> **What you are asked to do**: Tell how many lines of the entries below include the string "content". Respond with the number alone.

#### Data ####

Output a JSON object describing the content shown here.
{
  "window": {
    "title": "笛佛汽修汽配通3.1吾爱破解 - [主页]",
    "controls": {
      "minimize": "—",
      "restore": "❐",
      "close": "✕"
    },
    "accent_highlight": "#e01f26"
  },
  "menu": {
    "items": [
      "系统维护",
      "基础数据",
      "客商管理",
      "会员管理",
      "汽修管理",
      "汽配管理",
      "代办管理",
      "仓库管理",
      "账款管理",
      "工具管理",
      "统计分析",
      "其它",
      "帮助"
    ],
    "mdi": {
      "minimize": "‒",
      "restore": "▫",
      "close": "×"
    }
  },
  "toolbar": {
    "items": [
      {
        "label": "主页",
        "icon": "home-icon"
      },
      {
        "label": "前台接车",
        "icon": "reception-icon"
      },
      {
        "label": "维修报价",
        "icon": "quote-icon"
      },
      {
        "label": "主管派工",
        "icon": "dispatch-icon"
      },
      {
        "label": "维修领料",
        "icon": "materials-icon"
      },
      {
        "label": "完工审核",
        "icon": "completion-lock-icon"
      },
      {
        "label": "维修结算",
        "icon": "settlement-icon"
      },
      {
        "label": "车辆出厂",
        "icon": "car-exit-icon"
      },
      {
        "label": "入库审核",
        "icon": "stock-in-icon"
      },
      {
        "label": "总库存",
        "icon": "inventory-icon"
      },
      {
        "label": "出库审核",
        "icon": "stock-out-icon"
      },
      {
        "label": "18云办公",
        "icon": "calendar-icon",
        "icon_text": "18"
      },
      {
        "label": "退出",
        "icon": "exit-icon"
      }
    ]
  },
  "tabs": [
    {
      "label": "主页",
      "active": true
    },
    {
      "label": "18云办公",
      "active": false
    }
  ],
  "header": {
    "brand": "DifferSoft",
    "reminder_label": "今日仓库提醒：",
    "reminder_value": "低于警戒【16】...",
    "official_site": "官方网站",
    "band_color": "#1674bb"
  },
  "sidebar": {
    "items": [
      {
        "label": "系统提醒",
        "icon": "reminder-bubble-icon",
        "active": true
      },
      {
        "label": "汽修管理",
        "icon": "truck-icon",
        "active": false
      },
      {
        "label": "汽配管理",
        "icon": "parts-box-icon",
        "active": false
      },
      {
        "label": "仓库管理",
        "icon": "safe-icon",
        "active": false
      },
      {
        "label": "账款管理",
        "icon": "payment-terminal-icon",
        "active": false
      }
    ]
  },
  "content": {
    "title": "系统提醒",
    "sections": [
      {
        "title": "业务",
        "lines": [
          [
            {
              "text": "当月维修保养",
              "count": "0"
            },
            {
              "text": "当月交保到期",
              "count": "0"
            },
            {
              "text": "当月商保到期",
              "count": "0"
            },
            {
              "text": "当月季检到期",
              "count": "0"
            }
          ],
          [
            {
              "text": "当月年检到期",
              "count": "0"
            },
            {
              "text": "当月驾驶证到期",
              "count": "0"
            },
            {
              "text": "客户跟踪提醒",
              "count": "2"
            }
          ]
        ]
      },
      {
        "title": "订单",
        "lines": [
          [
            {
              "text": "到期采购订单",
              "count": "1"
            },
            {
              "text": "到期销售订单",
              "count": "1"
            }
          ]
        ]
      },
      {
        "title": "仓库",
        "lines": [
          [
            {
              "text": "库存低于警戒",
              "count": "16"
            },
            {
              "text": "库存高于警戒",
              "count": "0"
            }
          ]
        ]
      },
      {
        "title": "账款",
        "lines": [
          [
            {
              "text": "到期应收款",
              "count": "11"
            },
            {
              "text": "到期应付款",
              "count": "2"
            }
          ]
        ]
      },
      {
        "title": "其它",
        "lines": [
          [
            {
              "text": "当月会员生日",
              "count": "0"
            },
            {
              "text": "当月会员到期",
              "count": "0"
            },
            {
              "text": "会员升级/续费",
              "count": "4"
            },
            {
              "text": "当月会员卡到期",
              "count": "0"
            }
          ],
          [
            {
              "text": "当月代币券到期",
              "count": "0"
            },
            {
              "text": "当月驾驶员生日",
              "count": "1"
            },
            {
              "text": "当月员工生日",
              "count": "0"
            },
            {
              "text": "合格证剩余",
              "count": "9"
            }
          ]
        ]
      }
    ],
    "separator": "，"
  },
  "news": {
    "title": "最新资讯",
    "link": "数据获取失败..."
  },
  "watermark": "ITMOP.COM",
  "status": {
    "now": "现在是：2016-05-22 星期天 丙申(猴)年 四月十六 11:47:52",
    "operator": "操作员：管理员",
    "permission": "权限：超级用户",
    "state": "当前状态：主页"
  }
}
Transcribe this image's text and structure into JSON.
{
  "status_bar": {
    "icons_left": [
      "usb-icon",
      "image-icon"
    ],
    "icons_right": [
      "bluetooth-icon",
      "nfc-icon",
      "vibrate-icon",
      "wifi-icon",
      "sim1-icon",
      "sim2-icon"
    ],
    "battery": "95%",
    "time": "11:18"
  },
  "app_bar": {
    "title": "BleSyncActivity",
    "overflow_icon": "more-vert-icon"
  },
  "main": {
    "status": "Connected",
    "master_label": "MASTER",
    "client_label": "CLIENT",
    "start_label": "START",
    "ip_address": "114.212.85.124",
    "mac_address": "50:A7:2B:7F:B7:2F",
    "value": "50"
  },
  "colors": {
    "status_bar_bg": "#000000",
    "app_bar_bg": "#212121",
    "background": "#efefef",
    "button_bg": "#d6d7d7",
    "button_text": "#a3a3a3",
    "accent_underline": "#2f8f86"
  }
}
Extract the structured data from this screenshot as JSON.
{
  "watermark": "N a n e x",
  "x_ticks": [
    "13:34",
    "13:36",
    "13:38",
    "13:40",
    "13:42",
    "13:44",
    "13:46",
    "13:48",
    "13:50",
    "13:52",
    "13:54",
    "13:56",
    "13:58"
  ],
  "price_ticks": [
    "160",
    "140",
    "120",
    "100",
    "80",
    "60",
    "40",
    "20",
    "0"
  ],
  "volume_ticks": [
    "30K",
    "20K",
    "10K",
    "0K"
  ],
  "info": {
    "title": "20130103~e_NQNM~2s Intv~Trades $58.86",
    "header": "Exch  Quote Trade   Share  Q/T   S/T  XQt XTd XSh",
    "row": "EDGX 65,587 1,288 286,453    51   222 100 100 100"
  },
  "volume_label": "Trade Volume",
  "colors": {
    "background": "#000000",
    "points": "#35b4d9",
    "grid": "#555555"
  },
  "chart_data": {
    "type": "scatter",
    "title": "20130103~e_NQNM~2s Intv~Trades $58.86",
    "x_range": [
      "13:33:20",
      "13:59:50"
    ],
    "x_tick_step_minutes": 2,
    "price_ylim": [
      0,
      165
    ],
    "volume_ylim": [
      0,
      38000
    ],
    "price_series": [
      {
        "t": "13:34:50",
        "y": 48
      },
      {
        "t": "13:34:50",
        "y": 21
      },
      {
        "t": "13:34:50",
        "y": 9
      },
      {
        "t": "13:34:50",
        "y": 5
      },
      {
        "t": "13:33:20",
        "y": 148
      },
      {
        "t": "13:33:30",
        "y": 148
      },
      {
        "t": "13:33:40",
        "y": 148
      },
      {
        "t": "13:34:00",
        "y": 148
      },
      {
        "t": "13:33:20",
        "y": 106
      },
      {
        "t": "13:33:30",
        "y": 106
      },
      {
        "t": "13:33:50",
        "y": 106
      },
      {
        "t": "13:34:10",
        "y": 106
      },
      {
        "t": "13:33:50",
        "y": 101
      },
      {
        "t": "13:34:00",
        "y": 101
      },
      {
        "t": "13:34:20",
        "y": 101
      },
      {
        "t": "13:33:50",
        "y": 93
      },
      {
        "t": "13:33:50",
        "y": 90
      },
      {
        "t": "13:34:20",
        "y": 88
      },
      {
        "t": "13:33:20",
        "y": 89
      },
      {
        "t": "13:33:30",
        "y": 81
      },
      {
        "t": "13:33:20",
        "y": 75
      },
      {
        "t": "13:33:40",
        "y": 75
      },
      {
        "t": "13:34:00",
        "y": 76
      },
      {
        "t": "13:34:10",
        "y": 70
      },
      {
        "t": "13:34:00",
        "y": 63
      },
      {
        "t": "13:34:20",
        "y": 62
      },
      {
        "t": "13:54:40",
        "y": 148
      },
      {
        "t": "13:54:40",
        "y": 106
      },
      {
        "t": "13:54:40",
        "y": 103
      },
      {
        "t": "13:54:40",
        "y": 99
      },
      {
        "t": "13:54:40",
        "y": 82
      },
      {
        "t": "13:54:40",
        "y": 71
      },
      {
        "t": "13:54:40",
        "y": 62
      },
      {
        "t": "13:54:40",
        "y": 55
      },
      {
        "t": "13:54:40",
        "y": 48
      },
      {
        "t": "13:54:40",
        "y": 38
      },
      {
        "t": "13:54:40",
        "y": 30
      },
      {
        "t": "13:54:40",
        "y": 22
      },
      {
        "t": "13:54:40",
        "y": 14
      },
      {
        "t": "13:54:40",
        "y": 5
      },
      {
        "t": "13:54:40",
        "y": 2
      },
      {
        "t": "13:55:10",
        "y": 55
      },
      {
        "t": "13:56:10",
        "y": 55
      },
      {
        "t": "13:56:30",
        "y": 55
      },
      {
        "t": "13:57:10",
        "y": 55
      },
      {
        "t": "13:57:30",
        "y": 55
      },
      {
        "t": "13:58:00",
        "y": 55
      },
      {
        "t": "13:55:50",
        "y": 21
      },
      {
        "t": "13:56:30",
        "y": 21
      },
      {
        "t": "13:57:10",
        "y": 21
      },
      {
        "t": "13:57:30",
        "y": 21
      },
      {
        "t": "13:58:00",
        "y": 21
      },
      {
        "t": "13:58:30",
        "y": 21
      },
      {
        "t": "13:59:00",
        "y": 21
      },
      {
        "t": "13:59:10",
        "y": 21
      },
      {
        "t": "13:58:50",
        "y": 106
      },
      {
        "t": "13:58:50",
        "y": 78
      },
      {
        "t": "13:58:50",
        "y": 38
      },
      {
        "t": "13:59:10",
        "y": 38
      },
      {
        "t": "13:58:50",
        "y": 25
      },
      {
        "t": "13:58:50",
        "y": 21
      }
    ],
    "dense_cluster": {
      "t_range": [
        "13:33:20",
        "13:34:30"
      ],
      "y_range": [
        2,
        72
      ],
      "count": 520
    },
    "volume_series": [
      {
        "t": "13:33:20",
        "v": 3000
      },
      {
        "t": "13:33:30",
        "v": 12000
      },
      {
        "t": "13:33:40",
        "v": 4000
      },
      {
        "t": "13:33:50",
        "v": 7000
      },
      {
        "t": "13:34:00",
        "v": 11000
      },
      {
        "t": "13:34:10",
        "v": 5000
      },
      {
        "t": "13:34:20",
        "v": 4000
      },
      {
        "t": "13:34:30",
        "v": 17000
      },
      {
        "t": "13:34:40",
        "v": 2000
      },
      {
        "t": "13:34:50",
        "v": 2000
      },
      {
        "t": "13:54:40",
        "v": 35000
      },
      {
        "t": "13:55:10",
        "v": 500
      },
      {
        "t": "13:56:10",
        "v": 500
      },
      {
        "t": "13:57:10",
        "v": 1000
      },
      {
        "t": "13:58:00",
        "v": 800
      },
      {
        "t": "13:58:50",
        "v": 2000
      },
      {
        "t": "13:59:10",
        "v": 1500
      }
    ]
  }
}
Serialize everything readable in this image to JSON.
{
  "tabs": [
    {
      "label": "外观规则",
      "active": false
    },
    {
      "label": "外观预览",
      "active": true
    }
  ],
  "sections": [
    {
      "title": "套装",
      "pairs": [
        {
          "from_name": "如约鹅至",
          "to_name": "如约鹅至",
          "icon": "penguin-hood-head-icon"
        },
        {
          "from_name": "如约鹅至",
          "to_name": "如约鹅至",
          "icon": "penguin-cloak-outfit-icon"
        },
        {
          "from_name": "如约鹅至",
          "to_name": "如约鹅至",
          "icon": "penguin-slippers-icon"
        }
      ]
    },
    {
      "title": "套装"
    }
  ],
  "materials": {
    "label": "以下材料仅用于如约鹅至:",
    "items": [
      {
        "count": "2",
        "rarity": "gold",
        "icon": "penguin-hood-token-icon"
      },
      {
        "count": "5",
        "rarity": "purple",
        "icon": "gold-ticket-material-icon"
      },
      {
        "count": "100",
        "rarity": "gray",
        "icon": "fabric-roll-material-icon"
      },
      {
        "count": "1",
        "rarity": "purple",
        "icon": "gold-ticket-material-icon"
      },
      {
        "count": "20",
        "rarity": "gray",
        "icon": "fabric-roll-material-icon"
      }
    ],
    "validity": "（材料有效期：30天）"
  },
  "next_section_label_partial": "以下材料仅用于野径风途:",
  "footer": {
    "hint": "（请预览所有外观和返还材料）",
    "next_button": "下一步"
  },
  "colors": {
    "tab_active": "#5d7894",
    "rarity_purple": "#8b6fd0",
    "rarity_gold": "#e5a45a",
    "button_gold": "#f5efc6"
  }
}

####

> **Result below**: 2